- **Task item**:
In the data below, find each line containing the string "this" and return it.

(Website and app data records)
- Opening Delimiter -

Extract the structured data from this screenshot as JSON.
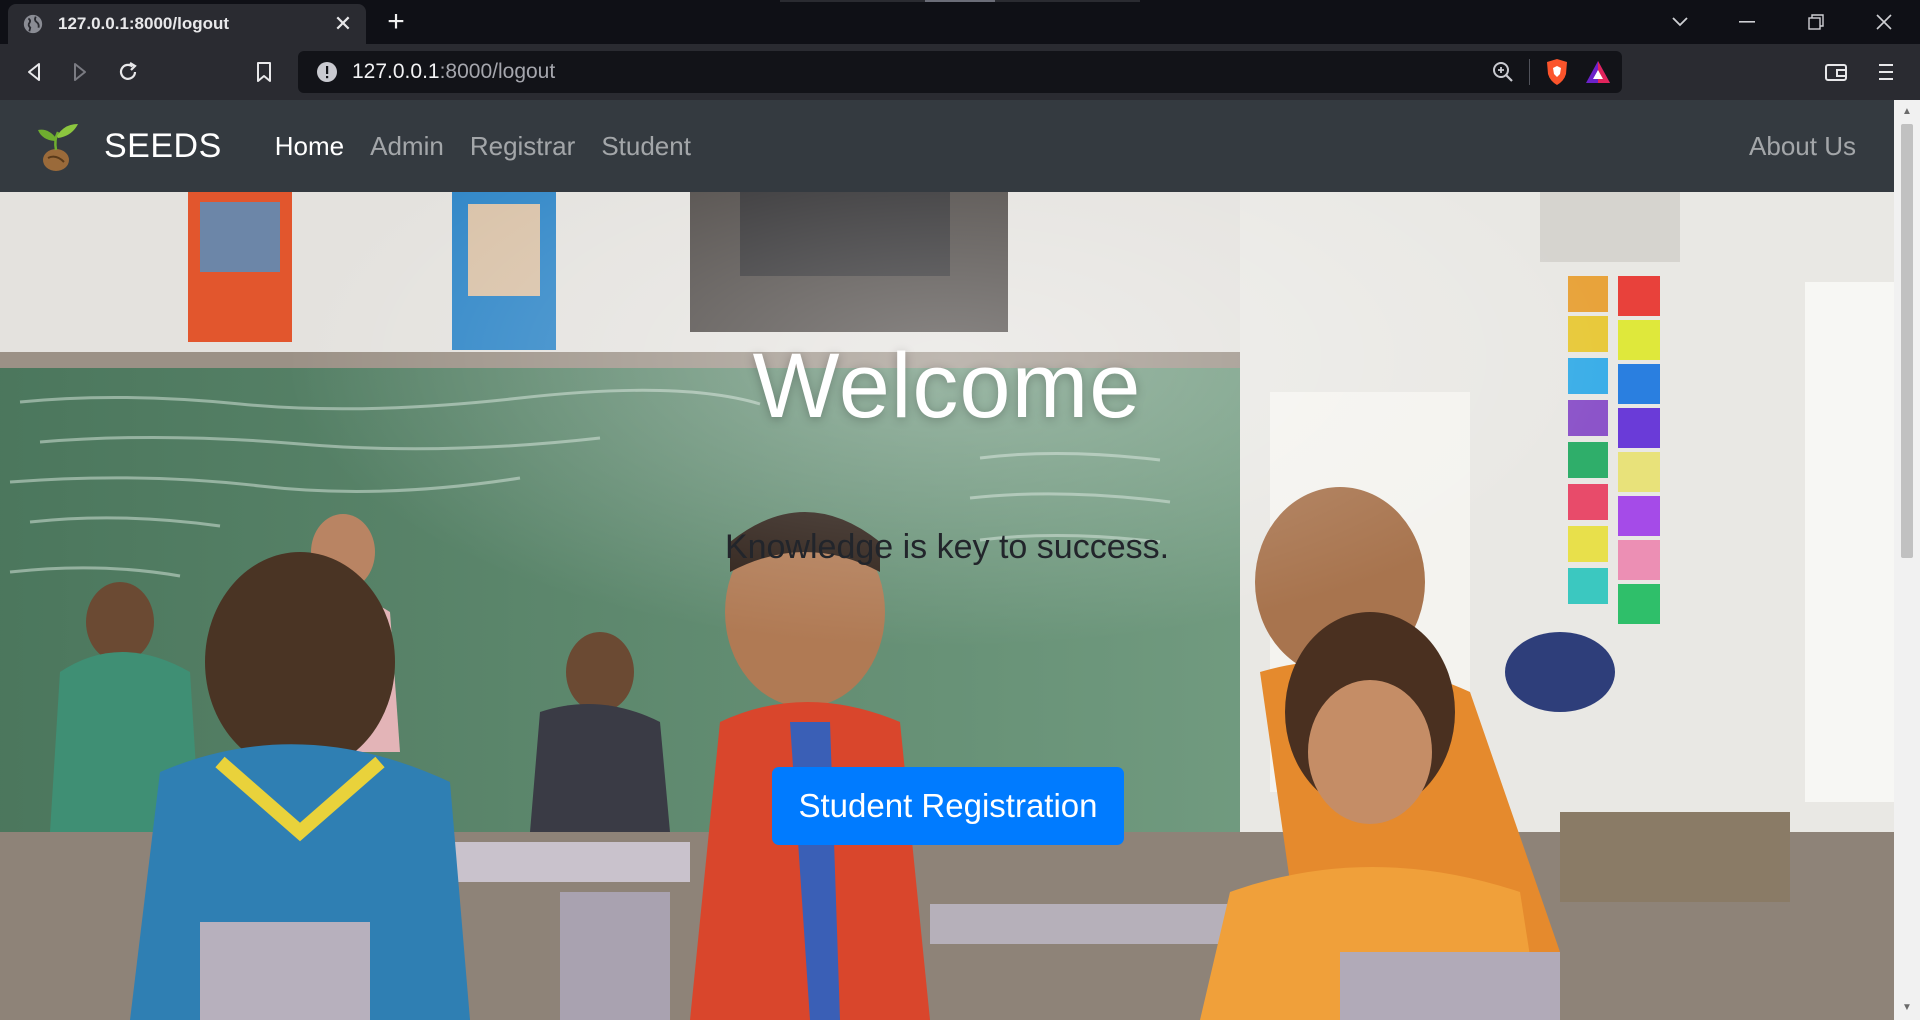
{
  "browser": {
    "tab_title": "127.0.0.1:8000/logout",
    "url_host": "127.0.0.1",
    "url_path": ":8000/logout"
  },
  "navbar": {
    "brand": "SEEDS",
    "links": [
      "Home",
      "Admin",
      "Registrar",
      "Student"
    ],
    "right_link": "About Us",
    "active_link": "Home"
  },
  "hero": {
    "title": "Welcome",
    "subtitle": "Knowledge is key to success.",
    "button_label": "Student Registration"
  },
  "colors": {
    "navbar_bg": "#343a40",
    "primary_button": "#007bff",
    "chrome_bg": "#2a2b31"
  }
}
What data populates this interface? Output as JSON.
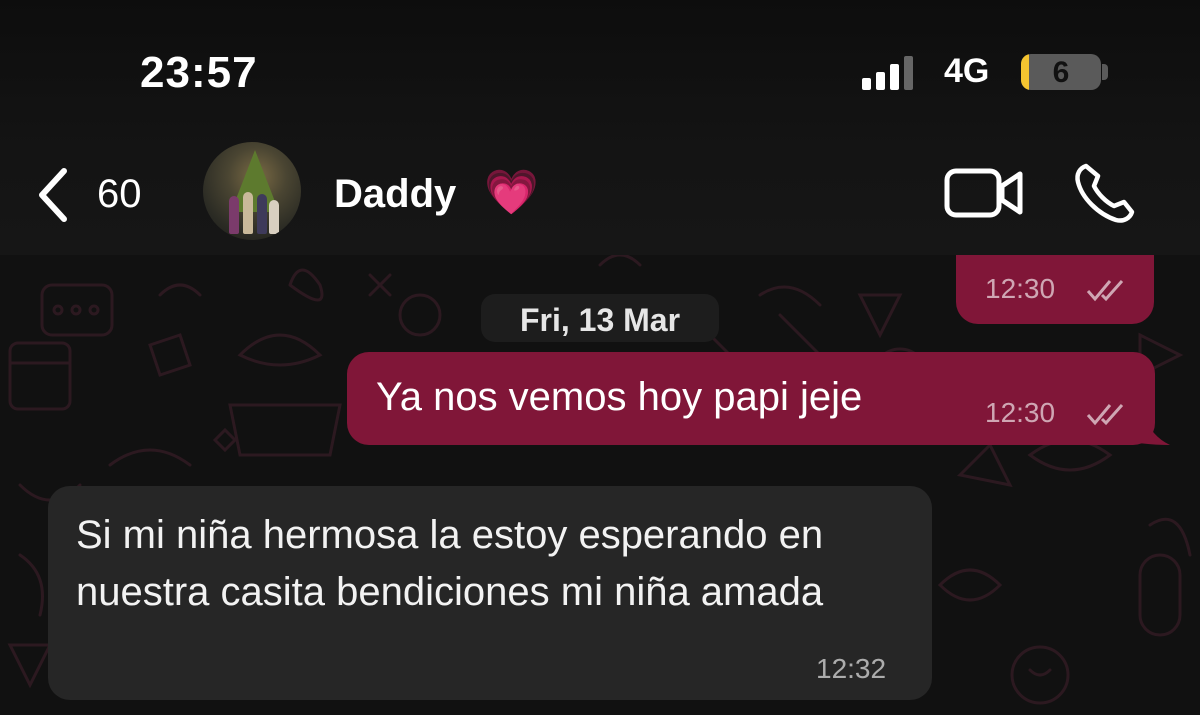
{
  "status_bar": {
    "time": "23:57",
    "network": "4G",
    "battery_level": "6"
  },
  "header": {
    "back_count": "60",
    "contact_name": "Daddy",
    "name_emoji": "💗",
    "icons": [
      "back-chevron-icon",
      "video-call-icon",
      "phone-call-icon"
    ]
  },
  "chat": {
    "date_separator": "Fri, 13 Mar",
    "messages": [
      {
        "direction": "outgoing",
        "text": "",
        "time": "12:30",
        "status": "read"
      },
      {
        "direction": "outgoing",
        "text": "Ya nos vemos hoy papi jeje",
        "time": "12:30",
        "status": "read"
      },
      {
        "direction": "incoming",
        "text": "Si mi niña hermosa la estoy esperando en nuestra casita bendiciones mi niña amada",
        "time": "12:32"
      }
    ]
  },
  "colors": {
    "outgoing_bubble": "#801638",
    "incoming_bubble": "#262626",
    "background": "#111111",
    "wallpaper_doodle": "#2a1a1f"
  }
}
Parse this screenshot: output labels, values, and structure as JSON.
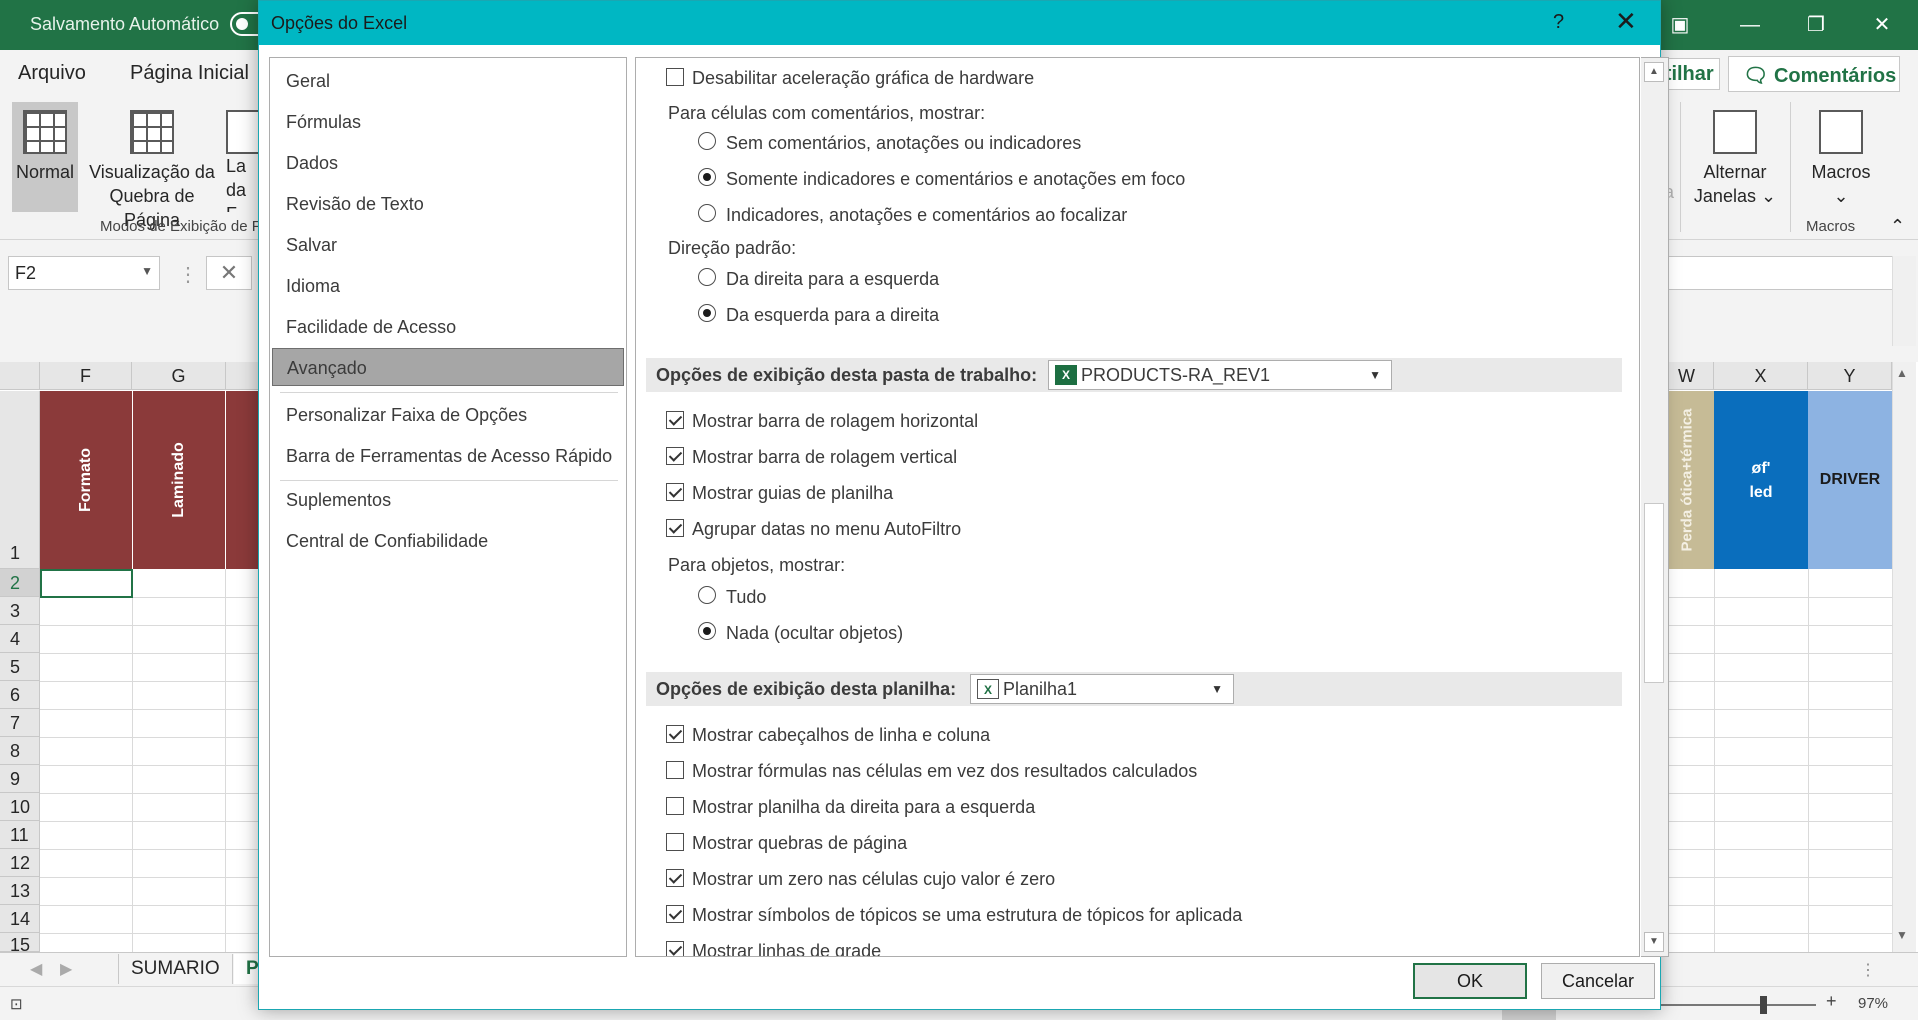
{
  "excel": {
    "autosave_label": "Salvamento Automático",
    "menu": [
      "Arquivo",
      "Página Inicial"
    ],
    "share_label": "rtilhar",
    "comments_label": "Comentários",
    "ribbon": {
      "normal": "Normal",
      "page_break_line1": "Visualização da",
      "page_break_line2": "Quebra de Página",
      "partial_line1": "La",
      "partial_line2": "da F",
      "group_label": "Modos de Exibição de P",
      "switch_windows_line1": "Alternar",
      "switch_windows_line2": "Janelas",
      "macros": "Macros",
      "macros_group": "Macros",
      "faded": "la"
    },
    "name_box": "F2",
    "columns_left": [
      "F",
      "G"
    ],
    "columns_right": [
      "W",
      "X",
      "Y"
    ],
    "header_cells": {
      "f": "Formato",
      "g": "Laminado",
      "w": "Perda ótica+térmica",
      "x_line1": "øf'",
      "x_line2": "led",
      "y": "DRIVER"
    },
    "rows": [
      "1",
      "2",
      "3",
      "4",
      "5",
      "6",
      "7",
      "8",
      "9",
      "10",
      "11",
      "12",
      "13",
      "14",
      "15"
    ],
    "sheet_tabs": [
      "SUMARIO",
      "P"
    ],
    "zoom": "97%",
    "colors": {
      "green": "#217346",
      "maroon": "#8b3a3a",
      "tan": "#c6bb96",
      "blue": "#0a6ebd",
      "lightblue": "#8db3e2"
    }
  },
  "dialog": {
    "title": "Opções do Excel",
    "help": "?",
    "close": "✕",
    "nav": [
      "Geral",
      "Fórmulas",
      "Dados",
      "Revisão de Texto",
      "Salvar",
      "Idioma",
      "Facilidade de Acesso",
      "Avançado",
      "Personalizar Faixa de Opções",
      "Barra de Ferramentas de Acesso Rápido",
      "Suplementos",
      "Central de Confiabilidade"
    ],
    "selected_nav": "Avançado",
    "options": {
      "disable_hw_accel": "Desabilitar aceleração gráfica de hardware",
      "comments_header": "Para células com comentários, mostrar:",
      "no_comments": "Sem comentários, anotações ou indicadores",
      "indicators_only": "Somente indicadores e comentários e anotações em foco",
      "indicators_hover": "Indicadores, anotações e comentários ao focalizar",
      "direction_header": "Direção padrão:",
      "right_to_left": "Da direita para a esquerda",
      "left_to_right": "Da esquerda para a direita",
      "workbook_section": "Opções de exibição desta pasta de trabalho:",
      "workbook_name": "PRODUCTS-RA_REV1",
      "show_hscroll": "Mostrar barra de rolagem horizontal",
      "show_vscroll": "Mostrar barra de rolagem vertical",
      "show_sheet_tabs": "Mostrar guias de planilha",
      "group_dates": "Agrupar datas no menu AutoFiltro",
      "objects_header": "Para objetos, mostrar:",
      "all": "Tudo",
      "nothing": "Nada (ocultar objetos)",
      "sheet_section": "Opções de exibição desta planilha:",
      "sheet_name": "Planilha1",
      "show_headers": "Mostrar cabeçalhos de linha e coluna",
      "show_formulas": "Mostrar fórmulas nas células em vez dos resultados calculados",
      "show_rtl": "Mostrar planilha da direita para a esquerda",
      "show_page_breaks": "Mostrar quebras de página",
      "show_zero": "Mostrar um zero nas células cujo valor é zero",
      "show_outline": "Mostrar símbolos de tópicos se uma estrutura de tópicos for aplicada",
      "show_gridlines": "Mostrar linhas de grade"
    },
    "ok": "OK",
    "cancel": "Cancelar"
  }
}
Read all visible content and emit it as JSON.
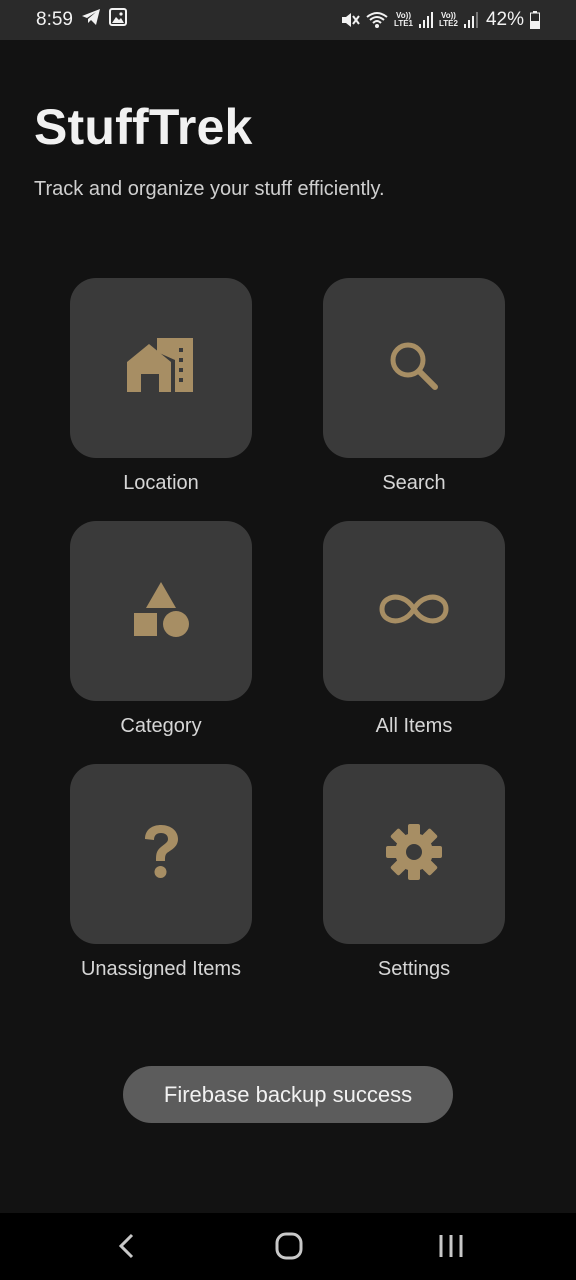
{
  "status_bar": {
    "time": "8:59",
    "sim1": "LTE1",
    "sim2": "LTE2",
    "volte": "Vo))",
    "battery": "42%"
  },
  "app": {
    "title": "StuffTrek",
    "subtitle": "Track and organize your stuff efficiently."
  },
  "tiles": [
    {
      "label": "Location",
      "icon": "building-icon"
    },
    {
      "label": "Search",
      "icon": "search-icon"
    },
    {
      "label": "Category",
      "icon": "shapes-icon"
    },
    {
      "label": "All Items",
      "icon": "infinity-icon"
    },
    {
      "label": "Unassigned Items",
      "icon": "question-icon"
    },
    {
      "label": "Settings",
      "icon": "gear-icon"
    }
  ],
  "toast": {
    "text": "Firebase backup success"
  },
  "colors": {
    "accent": "#a78e64",
    "background": "#121212",
    "tile": "#3a3a3a",
    "toast": "#5c5c5c"
  }
}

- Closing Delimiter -

- **Solution to the problem**:
Extract the structured data from this screenshot as JSON.
What data populates this interface? Output as JSON.
Parse this screenshot: output labels, values, and structure as JSON.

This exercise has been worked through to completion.